  • I don’t deny anyone else their experience or approach, I can only speak about what works for me, and more importantly, what doesn’t. To me, articles about what your character likes for breakfast are useful only in so far as you’re stuck with a draft and it might open you up to insight. Otherwise, you’re offering something that has no practical use and you’re just making ‘content’. I would rather spend that time writing another couple of pages or revising something that I’ve done. Especially when a little digging reveals that what content is available, happens to be incomplete or inconsistent. If you go to that trouble, make sure that you have things to show for the investment.
  • There are two important questions in life, and you need to get them in the right order.
  1. Where am I going?
  2. Who will come with me?

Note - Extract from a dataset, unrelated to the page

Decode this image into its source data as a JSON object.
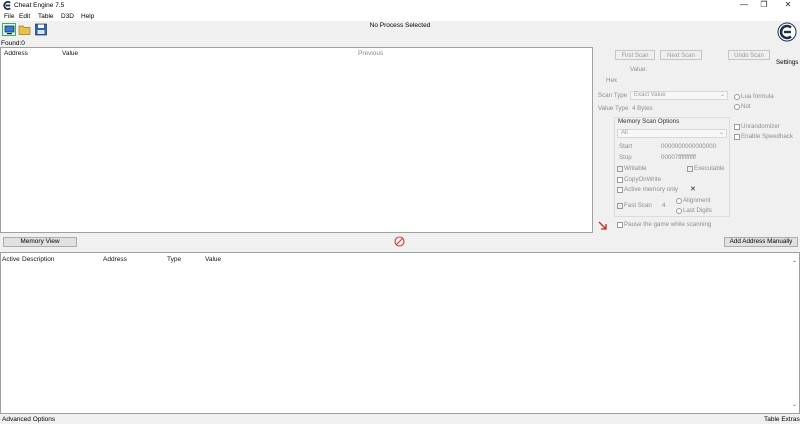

  • If you get them in the wrong order, you won’t get anywhere. Paralysed with indecision, looking for allies when there is no war to fight, that’s what will kill your writing stone dead. Write, write again, start to get it down in a way that feels authentic and powerful to you, then start sharing it. Being a writer is nothing special, lots of people call themselves that now and haven’t produced anything more substantial than a shopping list.
  • If you’ve spent more time outlining than writing, then you need to ask yourself what the issue is here, and whether you’re using that approach to protect the platonic perfection of your idea rather than the messy, ugly reality that you will produce. Outlines can be really useful tools, but don’t make them a reason not to do the work. Just because you’re doing something, doesn’t mean that you are producing. I’ve been there, a black belt in procrastination and used all sorts of reasons not to write. Be honest with yourself about your needs and desires in the context of writing. It will help you in the long run, even though it might be painful.  I used to have deserving issues about not having a degree or a MFA, that I wasn’t the right class of person to write, that I could only write what I knew or what I was into, in terms of my media consumption.
  • Then circumstances permitted me to confront my reticence and start writing. I’ve learned more in the last six years than the decades preceding. I’ve discovered a passion and discipline, a strength of character that surprises me on an ongoing basis. So, I don’t judge anyone else on what they do, so long as they are honest about it with themselves. If outlining produces work, then my criticism makes me the asshole.  I am not critical as a tactic to make myself look better, I’ve seen people do that and it’s ugly, caustic work that I wouldn’t recommend to anyone. Focus on you, be in competition with you and you alone. Let the fripperies slide out of view, be above the petty and make your writing shine like a diamond.

Thank you for reading.